* [Task directions]: Check every line in the listing below for "chevron". Copy the ones where it occurs.

━━ Material for the task ━━

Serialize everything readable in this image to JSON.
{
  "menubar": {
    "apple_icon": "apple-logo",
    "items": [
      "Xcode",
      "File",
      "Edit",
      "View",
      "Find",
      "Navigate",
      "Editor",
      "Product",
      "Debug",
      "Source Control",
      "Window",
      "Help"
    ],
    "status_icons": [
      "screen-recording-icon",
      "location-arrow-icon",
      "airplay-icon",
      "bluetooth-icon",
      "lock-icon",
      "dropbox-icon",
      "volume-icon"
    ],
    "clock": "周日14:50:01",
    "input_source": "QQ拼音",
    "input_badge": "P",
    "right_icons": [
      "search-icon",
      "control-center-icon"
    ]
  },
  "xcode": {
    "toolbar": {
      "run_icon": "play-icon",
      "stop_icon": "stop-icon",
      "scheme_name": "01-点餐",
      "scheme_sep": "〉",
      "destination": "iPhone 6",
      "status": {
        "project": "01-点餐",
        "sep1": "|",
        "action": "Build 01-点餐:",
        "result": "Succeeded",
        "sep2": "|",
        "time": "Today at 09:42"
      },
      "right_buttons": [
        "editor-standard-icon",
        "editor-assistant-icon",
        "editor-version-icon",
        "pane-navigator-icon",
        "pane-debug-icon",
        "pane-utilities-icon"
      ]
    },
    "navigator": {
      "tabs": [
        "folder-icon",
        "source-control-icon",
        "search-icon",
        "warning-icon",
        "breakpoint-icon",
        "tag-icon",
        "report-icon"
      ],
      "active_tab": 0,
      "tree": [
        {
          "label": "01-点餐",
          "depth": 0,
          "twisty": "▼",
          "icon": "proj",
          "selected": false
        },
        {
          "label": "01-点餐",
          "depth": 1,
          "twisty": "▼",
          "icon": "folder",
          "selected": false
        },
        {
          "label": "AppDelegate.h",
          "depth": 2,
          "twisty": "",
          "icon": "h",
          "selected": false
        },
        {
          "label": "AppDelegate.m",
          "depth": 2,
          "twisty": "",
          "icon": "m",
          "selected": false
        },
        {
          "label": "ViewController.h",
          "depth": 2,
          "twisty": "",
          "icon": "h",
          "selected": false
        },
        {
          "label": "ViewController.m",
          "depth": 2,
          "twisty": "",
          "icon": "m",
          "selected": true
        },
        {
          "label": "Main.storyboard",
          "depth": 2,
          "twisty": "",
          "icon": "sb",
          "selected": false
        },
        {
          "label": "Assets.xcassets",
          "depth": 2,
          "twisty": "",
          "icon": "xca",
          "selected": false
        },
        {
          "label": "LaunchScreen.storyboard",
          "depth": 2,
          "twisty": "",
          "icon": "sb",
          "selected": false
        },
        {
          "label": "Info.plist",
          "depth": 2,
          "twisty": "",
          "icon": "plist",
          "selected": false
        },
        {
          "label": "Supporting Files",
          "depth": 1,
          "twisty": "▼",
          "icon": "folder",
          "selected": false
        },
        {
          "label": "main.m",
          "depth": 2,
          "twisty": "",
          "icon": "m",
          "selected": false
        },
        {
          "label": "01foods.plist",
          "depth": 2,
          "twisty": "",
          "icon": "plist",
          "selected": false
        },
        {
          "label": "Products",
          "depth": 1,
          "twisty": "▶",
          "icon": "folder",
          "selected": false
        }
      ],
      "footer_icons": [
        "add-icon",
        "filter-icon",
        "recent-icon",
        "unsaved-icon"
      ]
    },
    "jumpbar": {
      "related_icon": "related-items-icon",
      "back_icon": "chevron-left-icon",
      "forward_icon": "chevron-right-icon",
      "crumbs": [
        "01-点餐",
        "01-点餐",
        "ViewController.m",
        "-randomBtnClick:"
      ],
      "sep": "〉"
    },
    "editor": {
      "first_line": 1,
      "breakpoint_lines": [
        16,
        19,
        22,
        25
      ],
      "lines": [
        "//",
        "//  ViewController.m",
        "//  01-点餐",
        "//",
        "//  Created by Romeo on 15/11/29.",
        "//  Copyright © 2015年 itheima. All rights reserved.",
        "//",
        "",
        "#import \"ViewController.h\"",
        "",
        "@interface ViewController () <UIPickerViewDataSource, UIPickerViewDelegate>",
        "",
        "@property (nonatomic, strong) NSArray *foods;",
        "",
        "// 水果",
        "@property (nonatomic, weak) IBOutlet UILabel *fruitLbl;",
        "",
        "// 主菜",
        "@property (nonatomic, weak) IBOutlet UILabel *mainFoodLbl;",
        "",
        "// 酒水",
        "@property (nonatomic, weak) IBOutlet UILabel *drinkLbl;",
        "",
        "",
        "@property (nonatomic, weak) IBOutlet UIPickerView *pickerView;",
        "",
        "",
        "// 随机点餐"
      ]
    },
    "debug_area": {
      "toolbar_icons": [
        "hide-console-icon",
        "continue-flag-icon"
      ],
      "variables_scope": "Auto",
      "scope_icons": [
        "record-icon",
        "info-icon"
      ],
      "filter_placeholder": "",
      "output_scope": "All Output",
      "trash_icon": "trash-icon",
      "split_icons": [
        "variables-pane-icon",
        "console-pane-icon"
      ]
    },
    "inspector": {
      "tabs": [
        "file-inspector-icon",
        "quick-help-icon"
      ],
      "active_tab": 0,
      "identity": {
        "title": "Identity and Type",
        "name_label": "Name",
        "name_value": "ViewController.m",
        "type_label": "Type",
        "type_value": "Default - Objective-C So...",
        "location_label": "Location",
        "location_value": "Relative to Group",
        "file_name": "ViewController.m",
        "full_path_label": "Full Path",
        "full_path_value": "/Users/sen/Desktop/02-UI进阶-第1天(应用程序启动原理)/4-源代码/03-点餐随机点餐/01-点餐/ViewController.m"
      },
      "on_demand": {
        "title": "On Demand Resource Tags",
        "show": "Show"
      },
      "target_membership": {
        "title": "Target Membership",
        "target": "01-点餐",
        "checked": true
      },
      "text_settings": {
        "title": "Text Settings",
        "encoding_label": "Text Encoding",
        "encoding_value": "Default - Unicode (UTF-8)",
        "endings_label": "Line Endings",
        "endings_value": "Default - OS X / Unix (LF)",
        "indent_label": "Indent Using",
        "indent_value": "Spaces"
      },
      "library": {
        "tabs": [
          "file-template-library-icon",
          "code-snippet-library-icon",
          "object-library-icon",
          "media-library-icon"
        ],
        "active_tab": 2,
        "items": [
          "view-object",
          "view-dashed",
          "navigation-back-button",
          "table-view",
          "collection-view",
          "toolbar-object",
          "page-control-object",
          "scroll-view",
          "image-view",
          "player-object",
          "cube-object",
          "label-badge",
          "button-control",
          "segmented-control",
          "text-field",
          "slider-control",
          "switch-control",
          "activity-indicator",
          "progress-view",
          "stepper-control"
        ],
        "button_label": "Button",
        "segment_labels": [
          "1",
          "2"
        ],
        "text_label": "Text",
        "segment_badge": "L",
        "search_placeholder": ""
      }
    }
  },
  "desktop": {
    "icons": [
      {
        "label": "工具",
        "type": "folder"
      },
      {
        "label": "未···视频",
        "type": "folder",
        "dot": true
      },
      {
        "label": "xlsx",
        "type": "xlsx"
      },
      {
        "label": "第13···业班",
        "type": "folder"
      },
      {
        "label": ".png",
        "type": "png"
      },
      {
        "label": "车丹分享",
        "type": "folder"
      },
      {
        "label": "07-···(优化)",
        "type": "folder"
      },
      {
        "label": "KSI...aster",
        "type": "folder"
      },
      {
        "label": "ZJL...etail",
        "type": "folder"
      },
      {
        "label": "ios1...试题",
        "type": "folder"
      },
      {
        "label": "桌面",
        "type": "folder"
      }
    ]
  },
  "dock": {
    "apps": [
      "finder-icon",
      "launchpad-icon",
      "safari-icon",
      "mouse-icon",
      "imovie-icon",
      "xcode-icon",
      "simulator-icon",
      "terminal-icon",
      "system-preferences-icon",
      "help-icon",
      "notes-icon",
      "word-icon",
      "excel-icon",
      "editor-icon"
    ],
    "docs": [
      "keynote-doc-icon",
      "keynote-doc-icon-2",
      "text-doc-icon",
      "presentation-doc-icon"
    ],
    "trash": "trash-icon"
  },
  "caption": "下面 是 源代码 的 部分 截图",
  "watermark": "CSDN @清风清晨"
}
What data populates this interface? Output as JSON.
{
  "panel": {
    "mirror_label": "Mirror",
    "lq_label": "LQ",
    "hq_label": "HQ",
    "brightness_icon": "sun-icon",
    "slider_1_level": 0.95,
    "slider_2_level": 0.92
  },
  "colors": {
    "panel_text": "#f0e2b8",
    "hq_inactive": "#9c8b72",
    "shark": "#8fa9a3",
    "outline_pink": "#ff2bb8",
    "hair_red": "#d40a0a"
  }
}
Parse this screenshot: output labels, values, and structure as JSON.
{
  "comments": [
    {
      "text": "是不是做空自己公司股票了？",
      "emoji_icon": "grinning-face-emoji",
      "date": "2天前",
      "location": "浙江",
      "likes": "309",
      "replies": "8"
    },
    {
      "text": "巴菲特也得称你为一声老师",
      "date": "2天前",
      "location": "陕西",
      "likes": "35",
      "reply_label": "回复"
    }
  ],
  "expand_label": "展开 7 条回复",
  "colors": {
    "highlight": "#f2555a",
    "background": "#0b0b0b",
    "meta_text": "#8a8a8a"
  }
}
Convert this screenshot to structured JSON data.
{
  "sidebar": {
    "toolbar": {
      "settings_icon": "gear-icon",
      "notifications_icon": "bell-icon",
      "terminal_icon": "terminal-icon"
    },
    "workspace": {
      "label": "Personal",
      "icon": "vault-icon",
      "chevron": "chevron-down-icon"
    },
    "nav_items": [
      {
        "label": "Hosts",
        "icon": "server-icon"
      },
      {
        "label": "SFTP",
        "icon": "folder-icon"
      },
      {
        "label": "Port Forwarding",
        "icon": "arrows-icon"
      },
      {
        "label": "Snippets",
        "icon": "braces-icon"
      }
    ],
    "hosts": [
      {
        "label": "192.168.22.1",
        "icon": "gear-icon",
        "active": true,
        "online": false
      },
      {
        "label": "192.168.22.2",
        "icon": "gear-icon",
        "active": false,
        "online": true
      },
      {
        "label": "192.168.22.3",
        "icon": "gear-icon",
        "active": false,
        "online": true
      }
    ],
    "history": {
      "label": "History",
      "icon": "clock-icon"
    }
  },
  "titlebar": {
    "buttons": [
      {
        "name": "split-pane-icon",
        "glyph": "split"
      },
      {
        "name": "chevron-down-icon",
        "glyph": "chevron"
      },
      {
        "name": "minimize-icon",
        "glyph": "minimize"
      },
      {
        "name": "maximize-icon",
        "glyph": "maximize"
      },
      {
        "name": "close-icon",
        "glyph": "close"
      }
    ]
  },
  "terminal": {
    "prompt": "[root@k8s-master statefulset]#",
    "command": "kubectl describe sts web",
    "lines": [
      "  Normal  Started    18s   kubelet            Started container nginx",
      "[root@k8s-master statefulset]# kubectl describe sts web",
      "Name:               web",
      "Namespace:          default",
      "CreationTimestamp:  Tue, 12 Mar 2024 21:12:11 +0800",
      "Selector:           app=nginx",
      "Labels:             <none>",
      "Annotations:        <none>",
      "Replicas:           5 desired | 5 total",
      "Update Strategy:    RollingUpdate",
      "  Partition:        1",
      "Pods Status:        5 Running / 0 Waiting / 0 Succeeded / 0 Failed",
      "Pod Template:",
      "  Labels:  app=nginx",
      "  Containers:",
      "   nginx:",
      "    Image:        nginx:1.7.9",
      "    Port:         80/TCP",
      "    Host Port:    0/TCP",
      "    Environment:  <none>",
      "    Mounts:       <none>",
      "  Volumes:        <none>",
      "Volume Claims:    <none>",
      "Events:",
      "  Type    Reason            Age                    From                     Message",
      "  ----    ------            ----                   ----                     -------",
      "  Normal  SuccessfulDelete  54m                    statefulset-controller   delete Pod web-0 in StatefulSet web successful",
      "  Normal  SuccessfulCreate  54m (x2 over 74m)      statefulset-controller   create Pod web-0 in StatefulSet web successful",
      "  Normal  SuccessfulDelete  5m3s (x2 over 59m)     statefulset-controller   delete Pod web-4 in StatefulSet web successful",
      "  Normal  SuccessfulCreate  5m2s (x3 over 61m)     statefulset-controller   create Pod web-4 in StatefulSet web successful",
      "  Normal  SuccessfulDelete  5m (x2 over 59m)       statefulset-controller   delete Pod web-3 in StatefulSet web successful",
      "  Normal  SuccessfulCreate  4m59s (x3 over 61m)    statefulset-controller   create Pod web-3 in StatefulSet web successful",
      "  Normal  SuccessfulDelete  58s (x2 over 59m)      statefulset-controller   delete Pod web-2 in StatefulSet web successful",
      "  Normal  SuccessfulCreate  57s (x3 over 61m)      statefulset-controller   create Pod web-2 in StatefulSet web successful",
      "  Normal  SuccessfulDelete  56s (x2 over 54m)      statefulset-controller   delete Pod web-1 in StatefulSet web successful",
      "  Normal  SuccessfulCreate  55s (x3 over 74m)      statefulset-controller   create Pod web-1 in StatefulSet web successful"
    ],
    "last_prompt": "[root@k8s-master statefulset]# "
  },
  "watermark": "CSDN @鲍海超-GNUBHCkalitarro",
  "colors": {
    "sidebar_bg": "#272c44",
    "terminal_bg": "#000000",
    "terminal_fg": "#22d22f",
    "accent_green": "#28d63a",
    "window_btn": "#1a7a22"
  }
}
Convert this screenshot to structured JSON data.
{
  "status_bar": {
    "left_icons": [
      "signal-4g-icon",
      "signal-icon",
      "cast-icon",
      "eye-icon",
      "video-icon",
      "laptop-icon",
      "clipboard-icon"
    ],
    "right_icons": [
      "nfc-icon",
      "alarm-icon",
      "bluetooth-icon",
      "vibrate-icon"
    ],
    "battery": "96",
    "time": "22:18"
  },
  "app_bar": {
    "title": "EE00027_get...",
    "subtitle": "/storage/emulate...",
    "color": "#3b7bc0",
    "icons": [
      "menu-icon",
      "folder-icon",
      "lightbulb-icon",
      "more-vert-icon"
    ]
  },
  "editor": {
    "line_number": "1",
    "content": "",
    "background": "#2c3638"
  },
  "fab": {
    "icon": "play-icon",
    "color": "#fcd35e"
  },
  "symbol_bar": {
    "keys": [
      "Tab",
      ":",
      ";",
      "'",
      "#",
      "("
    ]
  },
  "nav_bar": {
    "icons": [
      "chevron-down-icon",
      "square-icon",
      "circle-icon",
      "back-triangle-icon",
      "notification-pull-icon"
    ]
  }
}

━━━

* [Finished exercise]:
      "back_icon": "chevron-left-icon",
      "forward_icon": "chevron-right-icon",
      "chevron": "chevron-down-icon"
        "name": "chevron-down-icon",
        "glyph": "chevron"
      "chevron-down-icon",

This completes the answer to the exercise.